## PROVIDED DATA
#####
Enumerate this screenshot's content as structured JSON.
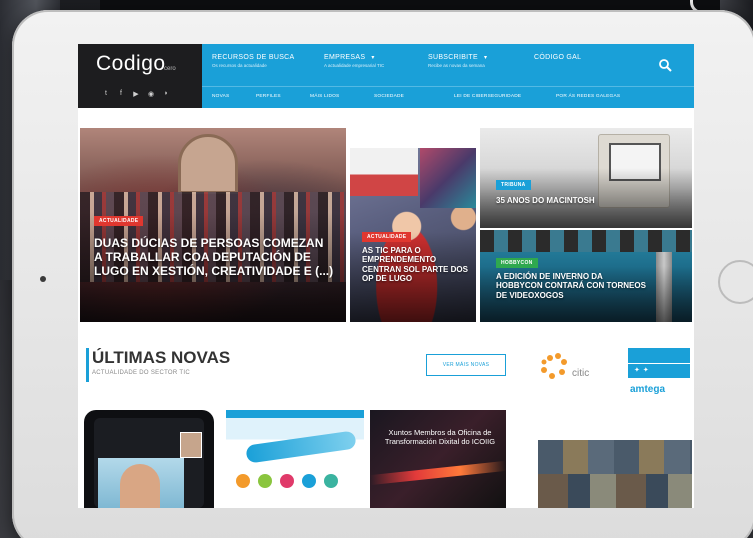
{
  "header": {
    "logo": "Codigo",
    "logo_suffix": "cero",
    "social_icons": [
      "twitter-icon",
      "facebook-icon",
      "youtube-icon",
      "instagram-icon",
      "rss-icon"
    ]
  },
  "nav": {
    "main": [
      {
        "label": "RECURSOS DE BUSCA",
        "sub": "Os recursos da actualidade"
      },
      {
        "label": "EMPRESAS",
        "sub": "A actualidade empresarial TIC"
      },
      {
        "label": "SUBSCRIBITE",
        "sub": "Recibe as novas da semana"
      },
      {
        "label": "CÓDIGO GAL",
        "sub": ""
      }
    ],
    "sub": [
      "NOVAS",
      "PERFILES",
      "MÁIS LIDOS",
      "SOCIEDADE",
      "LEI DE CIBERSEGURIDADE",
      "POR ÁS REDES GALEGAS"
    ]
  },
  "featured": [
    {
      "badge": "ACTUALIDADE",
      "title": "DUAS DÚCIAS DE PERSOAS COMEZAN A TRABALLAR COA DEPUTACIÓN DE LUGO EN XESTIÓN, CREATIVIDADE E (...)"
    },
    {
      "badge": "ACTUALIDADE",
      "title": "AS TIC PARA O EMPRENDEMENTO CENTRAN SOL PARTE DOS OP DE LUGO"
    },
    {
      "badge": "TRIBUNA",
      "title": "35 ANOS DO MACINTOSH"
    },
    {
      "badge": "HOBBYCON",
      "title": "A EDICIÓN DE INVERNO DA HOBBYCON CONTARÁ CON TORNEOS DE VIDEOXOGOS"
    }
  ],
  "latest": {
    "title": "ÚLTIMAS NOVAS",
    "subtitle": "ACTUALIDADE DO SECTOR TIC",
    "see_more": "VER MÁIS NOVAS",
    "sponsors": [
      "citic",
      "amtega"
    ]
  },
  "cards": [
    {
      "text": ""
    },
    {
      "text": ""
    },
    {
      "text": "Xuntos Membros da Oficina de Transformación Dixital do ICOIIG"
    },
    {
      "text": ""
    }
  ],
  "colors": {
    "accent": "#1aa0d8",
    "header_dark": "#1d1d1f",
    "badge_blue": "#1aa0d8",
    "badge_red": "#e0372f",
    "badge_green": "#2fa84f"
  }
}
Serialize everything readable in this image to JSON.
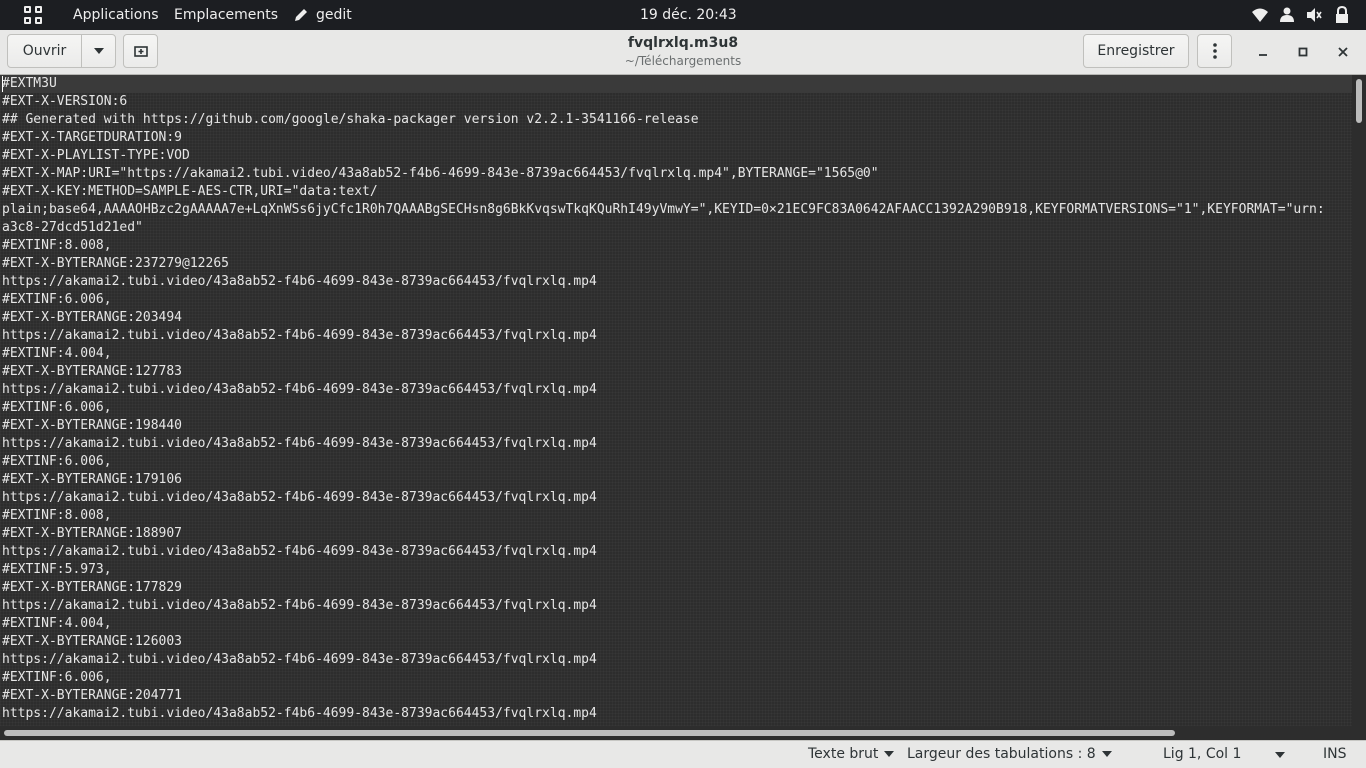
{
  "topbar": {
    "activities_icon": "apps-grid-icon",
    "applications": "Applications",
    "places": "Emplacements",
    "app_name": "gedit",
    "clock": "19 déc.  20:43",
    "tray_icons": [
      "wifi-icon",
      "user-icon",
      "volume-muted-icon",
      "lock-icon"
    ]
  },
  "header": {
    "open_label": "Ouvrir",
    "title": "fvqlrxlq.m3u8",
    "subtitle": "~/Téléchargements",
    "save_label": "Enregistrer"
  },
  "editor": {
    "lines": [
      "#EXTM3U",
      "#EXT-X-VERSION:6",
      "## Generated with https://github.com/google/shaka-packager version v2.2.1-3541166-release",
      "#EXT-X-TARGETDURATION:9",
      "#EXT-X-PLAYLIST-TYPE:VOD",
      "#EXT-X-MAP:URI=\"https://akamai2.tubi.video/43a8ab52-f4b6-4699-843e-8739ac664453/fvqlrxlq.mp4\",BYTERANGE=\"1565@0\"",
      "#EXT-X-KEY:METHOD=SAMPLE-AES-CTR,URI=\"data:text/",
      "plain;base64,AAAAOHBzc2gAAAAA7e+LqXnWSs6jyCfc1R0h7QAAABgSECHsn8g6BkKvqswTkqKQuRhI49yVmwY=\",KEYID=0×21EC9FC83A0642AFAACC1392A290B918,KEYFORMATVERSIONS=\"1\",KEYFORMAT=\"urn:",
      "a3c8-27dcd51d21ed\"",
      "#EXTINF:8.008,",
      "#EXT-X-BYTERANGE:237279@12265",
      "https://akamai2.tubi.video/43a8ab52-f4b6-4699-843e-8739ac664453/fvqlrxlq.mp4",
      "#EXTINF:6.006,",
      "#EXT-X-BYTERANGE:203494",
      "https://akamai2.tubi.video/43a8ab52-f4b6-4699-843e-8739ac664453/fvqlrxlq.mp4",
      "#EXTINF:4.004,",
      "#EXT-X-BYTERANGE:127783",
      "https://akamai2.tubi.video/43a8ab52-f4b6-4699-843e-8739ac664453/fvqlrxlq.mp4",
      "#EXTINF:6.006,",
      "#EXT-X-BYTERANGE:198440",
      "https://akamai2.tubi.video/43a8ab52-f4b6-4699-843e-8739ac664453/fvqlrxlq.mp4",
      "#EXTINF:6.006,",
      "#EXT-X-BYTERANGE:179106",
      "https://akamai2.tubi.video/43a8ab52-f4b6-4699-843e-8739ac664453/fvqlrxlq.mp4",
      "#EXTINF:8.008,",
      "#EXT-X-BYTERANGE:188907",
      "https://akamai2.tubi.video/43a8ab52-f4b6-4699-843e-8739ac664453/fvqlrxlq.mp4",
      "#EXTINF:5.973,",
      "#EXT-X-BYTERANGE:177829",
      "https://akamai2.tubi.video/43a8ab52-f4b6-4699-843e-8739ac664453/fvqlrxlq.mp4",
      "#EXTINF:4.004,",
      "#EXT-X-BYTERANGE:126003",
      "https://akamai2.tubi.video/43a8ab52-f4b6-4699-843e-8739ac664453/fvqlrxlq.mp4",
      "#EXTINF:6.006,",
      "#EXT-X-BYTERANGE:204771",
      "https://akamai2.tubi.video/43a8ab52-f4b6-4699-843e-8739ac664453/fvqlrxlq.mp4"
    ]
  },
  "statusbar": {
    "language": "Texte brut",
    "tab_width": "Largeur des tabulations : 8",
    "position": "Lig 1, Col 1",
    "mode": "INS"
  }
}
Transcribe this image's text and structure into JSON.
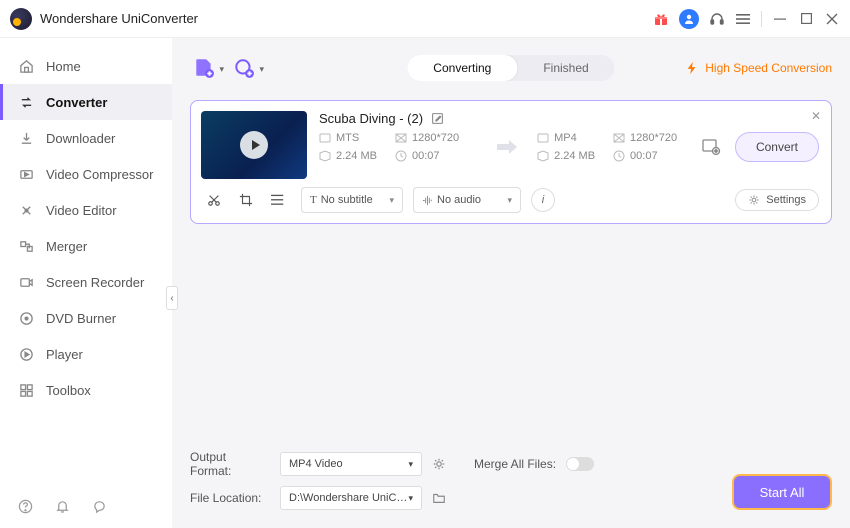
{
  "app_title": "Wondershare UniConverter",
  "titlebar": {
    "icons": [
      "gift-icon",
      "avatar-icon",
      "headset-icon",
      "menu-icon",
      "minimize-icon",
      "maximize-icon",
      "close-icon"
    ]
  },
  "sidebar": {
    "items": [
      {
        "label": "Home",
        "icon": "home-icon"
      },
      {
        "label": "Converter",
        "icon": "converter-icon",
        "active": true
      },
      {
        "label": "Downloader",
        "icon": "downloader-icon"
      },
      {
        "label": "Video Compressor",
        "icon": "compressor-icon"
      },
      {
        "label": "Video Editor",
        "icon": "editor-icon"
      },
      {
        "label": "Merger",
        "icon": "merger-icon"
      },
      {
        "label": "Screen Recorder",
        "icon": "recorder-icon"
      },
      {
        "label": "DVD Burner",
        "icon": "burner-icon"
      },
      {
        "label": "Player",
        "icon": "player-icon"
      },
      {
        "label": "Toolbox",
        "icon": "toolbox-icon"
      }
    ]
  },
  "tabs": {
    "converting": "Converting",
    "finished": "Finished"
  },
  "high_speed_label": "High Speed Conversion",
  "file": {
    "title": "Scuba Diving - (2)",
    "source": {
      "format": "MTS",
      "resolution": "1280*720",
      "size": "2.24 MB",
      "duration": "00:07"
    },
    "target": {
      "format": "MP4",
      "resolution": "1280*720",
      "size": "2.24 MB",
      "duration": "00:07"
    },
    "convert_label": "Convert",
    "subtitle_label": "No subtitle",
    "audio_label": "No audio",
    "settings_label": "Settings"
  },
  "footer": {
    "output_format_label": "Output Format:",
    "output_format_value": "MP4 Video",
    "file_location_label": "File Location:",
    "file_location_value": "D:\\Wondershare UniConverter",
    "merge_label": "Merge All Files:",
    "start_all_label": "Start All"
  }
}
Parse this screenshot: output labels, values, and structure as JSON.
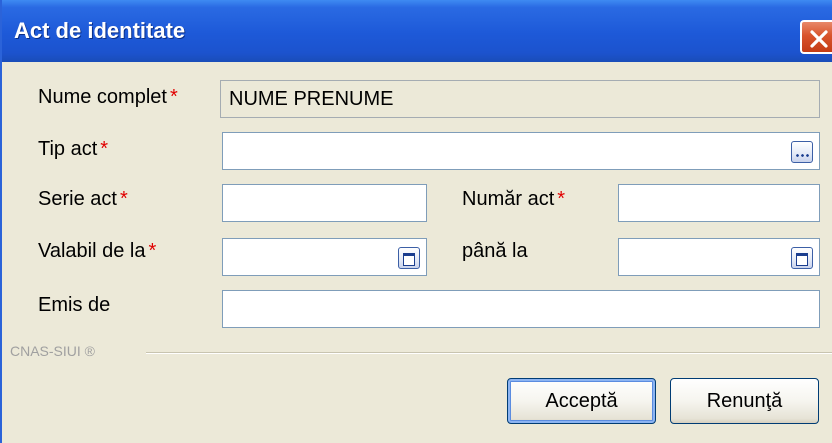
{
  "window": {
    "title": "Act de identitate"
  },
  "form": {
    "nume_complet": {
      "label": "Nume complet",
      "value": "NUME PRENUME"
    },
    "tip_act": {
      "label": "Tip act",
      "value": ""
    },
    "serie_act": {
      "label": "Serie act",
      "value": ""
    },
    "numar_act": {
      "label": "Număr act",
      "value": ""
    },
    "valabil_de_la": {
      "label": "Valabil de la",
      "value": ""
    },
    "pana_la": {
      "label": "până la",
      "value": ""
    },
    "emis_de": {
      "label": "Emis de",
      "value": ""
    },
    "required_mark": "*"
  },
  "footer": {
    "brand": "CNAS-SIUI ®"
  },
  "buttons": {
    "accept": "Acceptă",
    "cancel": "Renunţă"
  },
  "icons": {
    "close": "close-icon",
    "lookup": "ellipsis-icon",
    "calendar": "calendar-icon"
  },
  "colors": {
    "titlebar": "#1D59D8",
    "close": "#D9542C",
    "required": "#E00000",
    "background": "#ECE9D8"
  }
}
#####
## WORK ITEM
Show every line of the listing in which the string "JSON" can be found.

## COMPLETED EXERCISE
Enumerate this screenshot's content as structured JSON.
Serialize everything readable in this image to JSON.
Transcribe this image's text and structure into JSON.
Parse this screenshot: output labels, values, and structure as JSON.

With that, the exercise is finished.